**What the exercise asks:** Write the entries below again, precisely as they appear.

**Supplied material:**

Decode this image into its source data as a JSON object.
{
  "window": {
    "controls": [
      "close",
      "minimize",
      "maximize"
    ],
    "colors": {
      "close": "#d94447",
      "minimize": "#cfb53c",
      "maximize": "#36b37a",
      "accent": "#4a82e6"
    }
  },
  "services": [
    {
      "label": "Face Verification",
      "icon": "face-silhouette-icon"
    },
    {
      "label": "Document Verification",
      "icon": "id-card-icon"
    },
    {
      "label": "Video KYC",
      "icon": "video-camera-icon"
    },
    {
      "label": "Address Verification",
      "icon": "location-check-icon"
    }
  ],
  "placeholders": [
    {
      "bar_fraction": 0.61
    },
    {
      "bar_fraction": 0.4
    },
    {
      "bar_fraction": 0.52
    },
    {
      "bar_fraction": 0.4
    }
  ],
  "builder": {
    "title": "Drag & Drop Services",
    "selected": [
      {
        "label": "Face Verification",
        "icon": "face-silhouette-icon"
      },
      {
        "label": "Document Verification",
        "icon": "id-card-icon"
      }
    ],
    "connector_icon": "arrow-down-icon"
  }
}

**Expected answer:**
Decode this image into its source data as a JSON object.
{
  "window": {
    "controls": [
      "close",
      "minimize",
      "maximize"
    ],
    "colors": {
      "close": "#d94447",
      "minimize": "#cfb53c",
      "maximize": "#36b37a",
      "accent": "#4a82e6"
    }
  },
  "services": [
    {
      "label": "Face Verification",
      "icon": "face-silhouette-icon"
    },
    {
      "label": "Document Verification",
      "icon": "id-card-icon"
    },
    {
      "label": "Video KYC",
      "icon": "video-camera-icon"
    },
    {
      "label": "Address Verification",
      "icon": "location-check-icon"
    }
  ],
  "placeholders": [
    {
      "bar_fraction": 0.61
    },
    {
      "bar_fraction": 0.4
    },
    {
      "bar_fraction": 0.52
    },
    {
      "bar_fraction": 0.4
    }
  ],
  "builder": {
    "title": "Drag & Drop Services",
    "selected": [
      {
        "label": "Face Verification",
        "icon": "face-silhouette-icon"
      },
      {
        "label": "Document Verification",
        "icon": "id-card-icon"
      }
    ],
    "connector_icon": "arrow-down-icon"
  }
}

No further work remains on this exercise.